[INSTRUCTIONS FOR THE TASK] Where does the string "JSON" occur in the records below? Copy every line that holds it.

Entries from a dataset of interfaces:

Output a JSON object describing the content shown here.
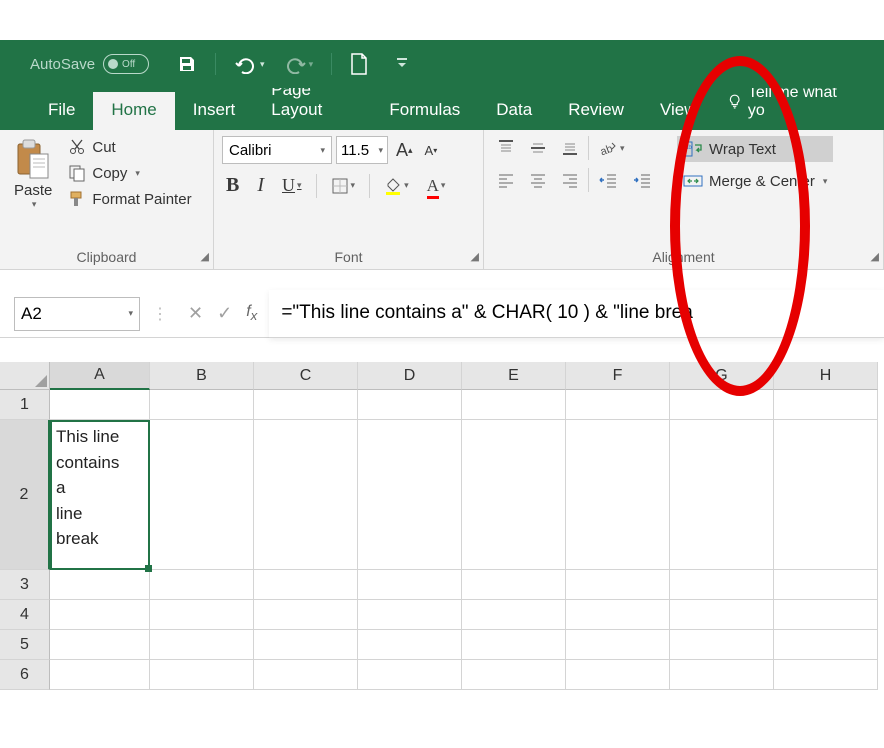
{
  "titlebar": {
    "autosave_label": "AutoSave",
    "autosave_state": "Off"
  },
  "tabs": {
    "file": "File",
    "home": "Home",
    "insert": "Insert",
    "pagelayout": "Page Layout",
    "formulas": "Formulas",
    "data": "Data",
    "review": "Review",
    "view": "View",
    "tellme": "Tell me what yo"
  },
  "ribbon": {
    "clipboard": {
      "paste": "Paste",
      "cut": "Cut",
      "copy": "Copy",
      "format_painter": "Format Painter",
      "group_label": "Clipboard"
    },
    "font": {
      "name": "Calibri",
      "size": "11.5",
      "group_label": "Font"
    },
    "alignment": {
      "wrap_text": "Wrap Text",
      "merge_center": "Merge & Center",
      "group_label": "Alignment"
    }
  },
  "namebox": "A2",
  "formula": "=\"This line contains a\" & CHAR( 10 ) & \"line brea",
  "columns": [
    "A",
    "B",
    "C",
    "D",
    "E",
    "F",
    "G",
    "H"
  ],
  "rows": [
    "1",
    "2",
    "3",
    "4",
    "5",
    "6"
  ],
  "cells": {
    "A2": "This line\ncontains\na\nline\nbreak"
  }
}
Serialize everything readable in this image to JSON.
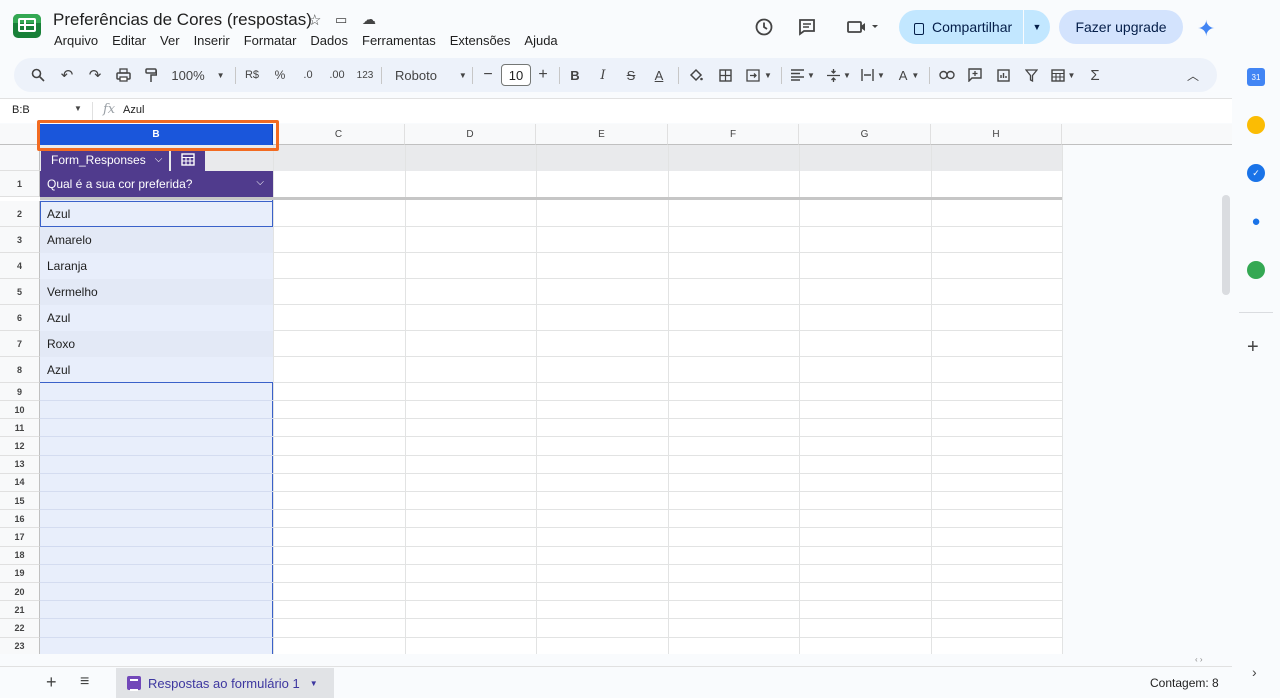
{
  "header": {
    "title": "Preferências de Cores (respostas)",
    "menu": [
      "Arquivo",
      "Editar",
      "Ver",
      "Inserir",
      "Formatar",
      "Dados",
      "Ferramentas",
      "Extensões",
      "Ajuda"
    ],
    "share_label": "Compartilhar",
    "upgrade_label": "Fazer upgrade"
  },
  "toolbar": {
    "zoom": "100%",
    "currency": "R$",
    "percent": "%",
    "dec_decrease": ".0",
    "dec_increase": ".00",
    "number_format": "123",
    "font": "Roboto",
    "font_size": "10"
  },
  "formula_bar": {
    "name_box": "B:B",
    "fx": "fx",
    "formula": "Azul"
  },
  "grid": {
    "columns": [
      "B",
      "C",
      "D",
      "E",
      "F",
      "G",
      "H"
    ],
    "rows": [
      "1",
      "2",
      "3",
      "4",
      "5",
      "6",
      "7",
      "8",
      "9",
      "10",
      "11",
      "12",
      "13",
      "14",
      "15",
      "16",
      "17",
      "18",
      "19",
      "20",
      "21",
      "22",
      "23"
    ],
    "table_name": "Form_Responses",
    "table_header": "Qual é a sua cor preferida?",
    "values": [
      "Azul",
      "Amarelo",
      "Laranja",
      "Vermelho",
      "Azul",
      "Roxo",
      "Azul"
    ]
  },
  "bottom": {
    "sheet_tab": "Respostas ao formulário 1",
    "status": "Contagem: 8"
  },
  "colors": {
    "table_purple": "#503b8d",
    "selection_blue": "#1a56db",
    "highlight_orange": "#f26b21"
  }
}
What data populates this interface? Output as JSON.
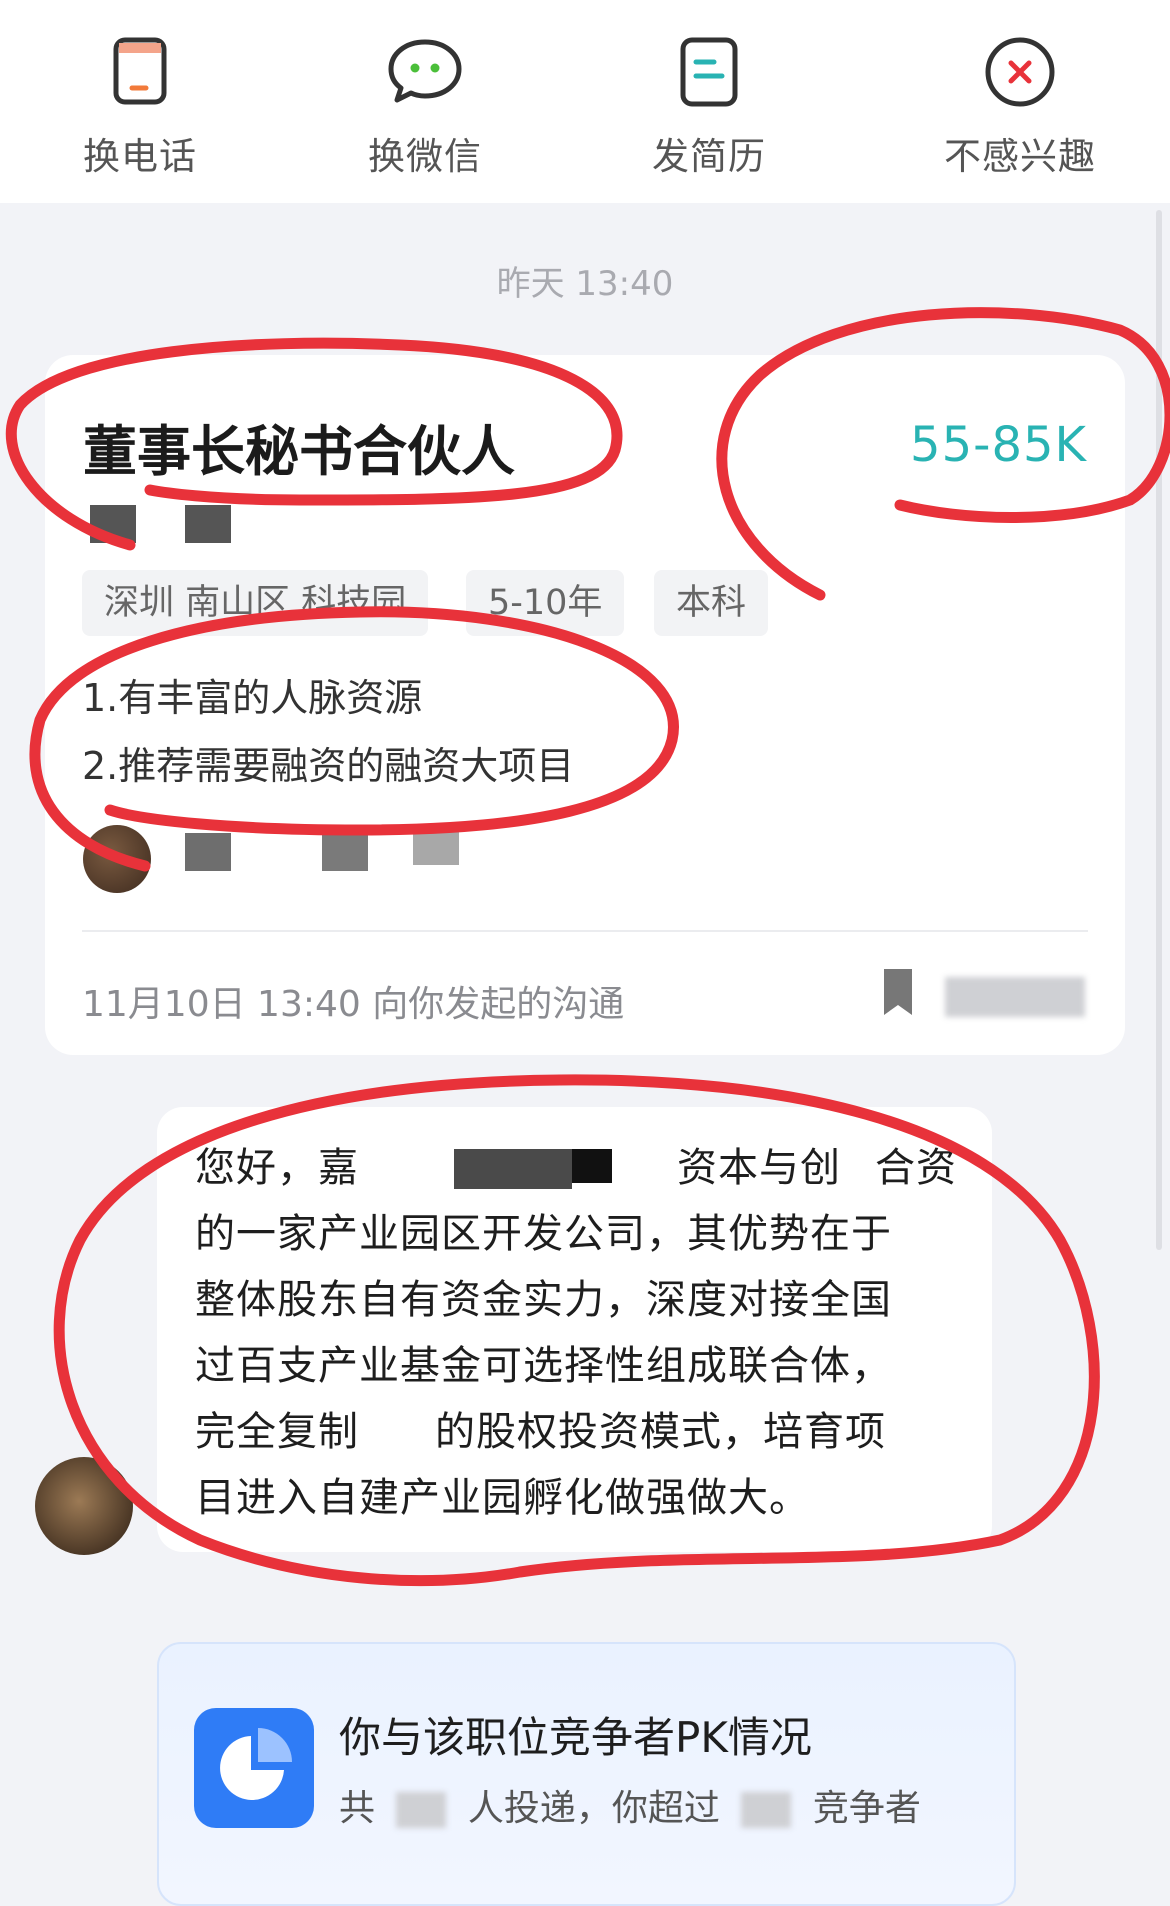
{
  "actions": [
    {
      "label": "换电话",
      "icon": "phone-icon"
    },
    {
      "label": "换微信",
      "icon": "wechat-icon"
    },
    {
      "label": "发简历",
      "icon": "resume-icon"
    },
    {
      "label": "不感兴趣",
      "icon": "close-circle-icon"
    }
  ],
  "chat": {
    "timestamp": "昨天 13:40"
  },
  "job": {
    "title": "董事长秘书合伙人",
    "salary": "55-85K",
    "tags": [
      "深圳 南山区 科技园",
      "5-10年",
      "本科"
    ],
    "description": [
      "1.有丰富的人脉资源",
      "2.推荐需要融资的融资大项目"
    ],
    "contact_note": "11月10日 13:40 向你发起的沟通"
  },
  "message": {
    "lines": [
      "您好，嘉",
      "的一家产业园区开发公司，其优势在于",
      "整体股东自有资金实力，深度对接全国",
      "过百支产业基金可选择性组成联合体，",
      "完全复制",
      "目进入自建产业园孵化做强做大。"
    ],
    "line1_tail": "资本与创",
    "line1_end": "合资",
    "line5_tail": "的股权投资模式，培育项"
  },
  "pk": {
    "title": "你与该职位竞争者PK情况",
    "sub_prefix": "共",
    "sub_middle": "人投递，你超过",
    "sub_suffix": "竞争者"
  },
  "colors": {
    "salary": "#29b3b3",
    "annotation": "#e8323a",
    "pk_icon": "#2f7cf6"
  }
}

[RESULT BELOW]
Output a JSON object describing the content shown here.
Serialize everything readable in this image to JSON.
What data populates this interface? Output as JSON.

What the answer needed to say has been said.